-- Required action --
Pull out every line below holding the word "student".

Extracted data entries
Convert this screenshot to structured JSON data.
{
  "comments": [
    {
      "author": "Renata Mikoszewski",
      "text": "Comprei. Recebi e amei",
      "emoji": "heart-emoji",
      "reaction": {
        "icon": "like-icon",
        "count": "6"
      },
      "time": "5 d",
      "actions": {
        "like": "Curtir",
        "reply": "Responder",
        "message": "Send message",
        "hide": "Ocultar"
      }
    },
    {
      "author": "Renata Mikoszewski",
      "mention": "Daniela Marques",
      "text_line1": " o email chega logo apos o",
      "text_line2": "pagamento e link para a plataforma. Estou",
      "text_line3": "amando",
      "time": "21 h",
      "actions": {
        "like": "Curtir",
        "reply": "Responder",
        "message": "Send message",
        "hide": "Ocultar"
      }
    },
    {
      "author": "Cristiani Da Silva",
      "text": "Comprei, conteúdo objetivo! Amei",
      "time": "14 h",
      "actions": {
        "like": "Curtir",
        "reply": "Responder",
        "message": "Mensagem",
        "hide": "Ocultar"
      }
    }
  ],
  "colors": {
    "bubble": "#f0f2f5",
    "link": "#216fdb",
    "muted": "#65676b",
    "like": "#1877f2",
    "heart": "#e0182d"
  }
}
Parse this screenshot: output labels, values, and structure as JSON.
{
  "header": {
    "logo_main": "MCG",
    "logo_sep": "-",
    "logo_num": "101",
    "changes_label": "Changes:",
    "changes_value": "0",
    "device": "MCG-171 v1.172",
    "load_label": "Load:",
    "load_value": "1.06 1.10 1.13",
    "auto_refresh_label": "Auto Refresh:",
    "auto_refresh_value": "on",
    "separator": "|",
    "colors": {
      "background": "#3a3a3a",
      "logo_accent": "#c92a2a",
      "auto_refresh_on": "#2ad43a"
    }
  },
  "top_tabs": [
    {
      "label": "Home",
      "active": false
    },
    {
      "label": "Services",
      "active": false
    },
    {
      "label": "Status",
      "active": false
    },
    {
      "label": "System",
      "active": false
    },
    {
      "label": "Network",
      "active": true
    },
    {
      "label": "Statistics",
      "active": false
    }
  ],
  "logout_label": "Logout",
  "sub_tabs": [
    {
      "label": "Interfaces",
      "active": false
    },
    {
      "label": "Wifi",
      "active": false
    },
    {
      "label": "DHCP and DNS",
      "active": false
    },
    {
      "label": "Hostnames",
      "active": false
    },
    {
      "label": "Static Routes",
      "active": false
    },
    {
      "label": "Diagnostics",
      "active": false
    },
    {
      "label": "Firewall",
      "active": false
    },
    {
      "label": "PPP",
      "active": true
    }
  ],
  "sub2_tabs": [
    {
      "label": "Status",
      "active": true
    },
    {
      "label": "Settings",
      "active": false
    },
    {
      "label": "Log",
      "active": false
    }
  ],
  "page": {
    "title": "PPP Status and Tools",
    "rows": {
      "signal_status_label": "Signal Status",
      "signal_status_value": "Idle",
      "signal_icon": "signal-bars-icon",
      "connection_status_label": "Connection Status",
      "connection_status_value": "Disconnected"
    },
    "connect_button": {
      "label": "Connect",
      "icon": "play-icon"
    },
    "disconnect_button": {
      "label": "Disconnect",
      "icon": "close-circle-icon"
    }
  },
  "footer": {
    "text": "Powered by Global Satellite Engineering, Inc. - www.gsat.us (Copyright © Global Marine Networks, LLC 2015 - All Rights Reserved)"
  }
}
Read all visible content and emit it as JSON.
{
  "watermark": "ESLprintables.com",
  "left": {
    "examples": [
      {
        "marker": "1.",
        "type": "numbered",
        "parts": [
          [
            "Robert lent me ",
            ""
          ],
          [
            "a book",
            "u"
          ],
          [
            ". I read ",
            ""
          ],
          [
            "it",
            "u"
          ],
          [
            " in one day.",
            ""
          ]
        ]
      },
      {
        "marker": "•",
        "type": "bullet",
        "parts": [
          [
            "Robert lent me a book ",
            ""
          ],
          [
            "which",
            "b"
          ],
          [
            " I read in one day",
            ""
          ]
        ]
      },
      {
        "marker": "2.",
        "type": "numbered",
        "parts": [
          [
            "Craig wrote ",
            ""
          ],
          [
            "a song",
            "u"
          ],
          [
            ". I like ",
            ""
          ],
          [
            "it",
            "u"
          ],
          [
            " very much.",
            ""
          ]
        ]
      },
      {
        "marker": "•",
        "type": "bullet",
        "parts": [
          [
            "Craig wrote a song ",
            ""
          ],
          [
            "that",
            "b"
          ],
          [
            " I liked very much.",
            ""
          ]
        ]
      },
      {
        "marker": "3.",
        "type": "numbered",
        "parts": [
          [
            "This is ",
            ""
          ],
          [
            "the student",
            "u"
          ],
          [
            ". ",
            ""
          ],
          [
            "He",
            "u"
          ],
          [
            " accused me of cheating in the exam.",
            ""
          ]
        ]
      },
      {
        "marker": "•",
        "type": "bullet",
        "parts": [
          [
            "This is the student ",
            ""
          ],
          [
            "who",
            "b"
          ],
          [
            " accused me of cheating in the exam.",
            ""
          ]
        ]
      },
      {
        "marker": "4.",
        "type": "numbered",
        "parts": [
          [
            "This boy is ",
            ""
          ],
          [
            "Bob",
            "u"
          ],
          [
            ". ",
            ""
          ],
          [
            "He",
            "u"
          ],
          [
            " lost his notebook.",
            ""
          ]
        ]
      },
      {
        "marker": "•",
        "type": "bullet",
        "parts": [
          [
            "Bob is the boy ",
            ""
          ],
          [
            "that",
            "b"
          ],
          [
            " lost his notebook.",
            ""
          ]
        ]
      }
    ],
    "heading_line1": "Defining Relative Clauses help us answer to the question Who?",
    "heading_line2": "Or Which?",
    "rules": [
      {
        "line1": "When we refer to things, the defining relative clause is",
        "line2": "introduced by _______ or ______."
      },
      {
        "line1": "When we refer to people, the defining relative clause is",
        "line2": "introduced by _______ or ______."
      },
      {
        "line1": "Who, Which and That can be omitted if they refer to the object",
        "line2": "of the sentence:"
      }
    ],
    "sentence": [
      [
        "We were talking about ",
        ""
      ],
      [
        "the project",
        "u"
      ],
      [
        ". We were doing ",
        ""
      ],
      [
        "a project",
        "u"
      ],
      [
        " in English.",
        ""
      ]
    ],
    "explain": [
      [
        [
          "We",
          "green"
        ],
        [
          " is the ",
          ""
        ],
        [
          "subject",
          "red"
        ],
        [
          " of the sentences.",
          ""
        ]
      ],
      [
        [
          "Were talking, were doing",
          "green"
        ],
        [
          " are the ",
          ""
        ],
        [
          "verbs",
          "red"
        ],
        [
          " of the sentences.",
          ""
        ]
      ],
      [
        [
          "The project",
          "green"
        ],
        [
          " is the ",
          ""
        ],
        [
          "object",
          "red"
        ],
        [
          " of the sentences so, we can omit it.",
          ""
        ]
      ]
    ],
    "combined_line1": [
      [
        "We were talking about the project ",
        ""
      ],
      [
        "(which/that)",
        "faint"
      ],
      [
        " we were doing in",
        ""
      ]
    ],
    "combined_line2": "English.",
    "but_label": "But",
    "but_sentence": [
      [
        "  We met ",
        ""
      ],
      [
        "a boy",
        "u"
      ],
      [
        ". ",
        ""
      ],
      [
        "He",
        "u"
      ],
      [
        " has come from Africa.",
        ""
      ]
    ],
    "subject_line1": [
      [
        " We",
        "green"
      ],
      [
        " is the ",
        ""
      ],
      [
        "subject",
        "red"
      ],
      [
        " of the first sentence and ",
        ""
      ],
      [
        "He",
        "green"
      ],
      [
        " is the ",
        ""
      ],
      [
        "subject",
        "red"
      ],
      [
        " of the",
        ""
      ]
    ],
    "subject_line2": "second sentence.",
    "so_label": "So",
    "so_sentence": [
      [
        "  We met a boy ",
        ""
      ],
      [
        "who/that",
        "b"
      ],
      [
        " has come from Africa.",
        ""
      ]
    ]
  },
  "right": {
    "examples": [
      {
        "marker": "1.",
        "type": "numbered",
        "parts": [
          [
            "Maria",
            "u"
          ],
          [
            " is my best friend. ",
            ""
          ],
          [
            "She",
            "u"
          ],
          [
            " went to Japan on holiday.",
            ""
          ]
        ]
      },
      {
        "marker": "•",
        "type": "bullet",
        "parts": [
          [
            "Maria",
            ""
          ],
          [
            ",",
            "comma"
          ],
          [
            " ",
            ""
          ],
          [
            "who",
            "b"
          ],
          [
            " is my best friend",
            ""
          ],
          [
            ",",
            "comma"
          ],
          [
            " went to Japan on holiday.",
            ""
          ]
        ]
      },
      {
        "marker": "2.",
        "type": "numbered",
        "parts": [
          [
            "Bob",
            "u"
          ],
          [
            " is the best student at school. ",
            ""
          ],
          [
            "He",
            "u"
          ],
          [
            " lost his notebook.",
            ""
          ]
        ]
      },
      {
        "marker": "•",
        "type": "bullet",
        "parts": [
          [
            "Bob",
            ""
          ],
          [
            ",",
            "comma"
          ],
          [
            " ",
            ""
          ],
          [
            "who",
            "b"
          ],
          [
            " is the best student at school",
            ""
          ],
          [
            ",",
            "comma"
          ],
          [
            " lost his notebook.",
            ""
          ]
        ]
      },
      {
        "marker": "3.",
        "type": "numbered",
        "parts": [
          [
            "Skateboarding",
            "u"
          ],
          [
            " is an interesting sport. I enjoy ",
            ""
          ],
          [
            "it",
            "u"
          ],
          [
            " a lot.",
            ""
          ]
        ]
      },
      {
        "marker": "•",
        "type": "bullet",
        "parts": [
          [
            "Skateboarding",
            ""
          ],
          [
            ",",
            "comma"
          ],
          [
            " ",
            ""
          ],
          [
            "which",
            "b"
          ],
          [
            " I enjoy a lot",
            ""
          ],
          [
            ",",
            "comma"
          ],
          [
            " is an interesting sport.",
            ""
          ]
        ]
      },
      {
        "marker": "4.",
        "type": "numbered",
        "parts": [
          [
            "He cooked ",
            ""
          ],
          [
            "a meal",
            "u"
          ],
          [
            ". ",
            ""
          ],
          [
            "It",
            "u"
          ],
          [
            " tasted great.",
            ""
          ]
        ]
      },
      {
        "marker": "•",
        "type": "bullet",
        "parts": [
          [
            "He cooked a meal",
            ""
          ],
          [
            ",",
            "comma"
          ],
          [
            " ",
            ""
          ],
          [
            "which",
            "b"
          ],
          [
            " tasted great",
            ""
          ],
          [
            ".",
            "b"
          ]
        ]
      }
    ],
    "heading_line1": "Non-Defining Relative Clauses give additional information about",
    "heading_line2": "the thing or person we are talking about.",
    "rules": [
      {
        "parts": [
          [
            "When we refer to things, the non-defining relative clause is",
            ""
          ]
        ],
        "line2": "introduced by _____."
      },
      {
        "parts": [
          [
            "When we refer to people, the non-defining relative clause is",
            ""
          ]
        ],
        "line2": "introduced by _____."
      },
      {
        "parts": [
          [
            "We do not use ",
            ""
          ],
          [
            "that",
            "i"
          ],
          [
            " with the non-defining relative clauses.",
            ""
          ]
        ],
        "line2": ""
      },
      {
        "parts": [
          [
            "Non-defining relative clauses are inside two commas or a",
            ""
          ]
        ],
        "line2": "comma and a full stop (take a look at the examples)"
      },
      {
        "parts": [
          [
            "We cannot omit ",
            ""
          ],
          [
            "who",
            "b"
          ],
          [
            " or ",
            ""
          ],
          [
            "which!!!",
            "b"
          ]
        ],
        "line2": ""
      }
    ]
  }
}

-- Solution for this task --
            "the student",
            "This is the student ",
            " is the best student at school. ",
            " is the best student at school",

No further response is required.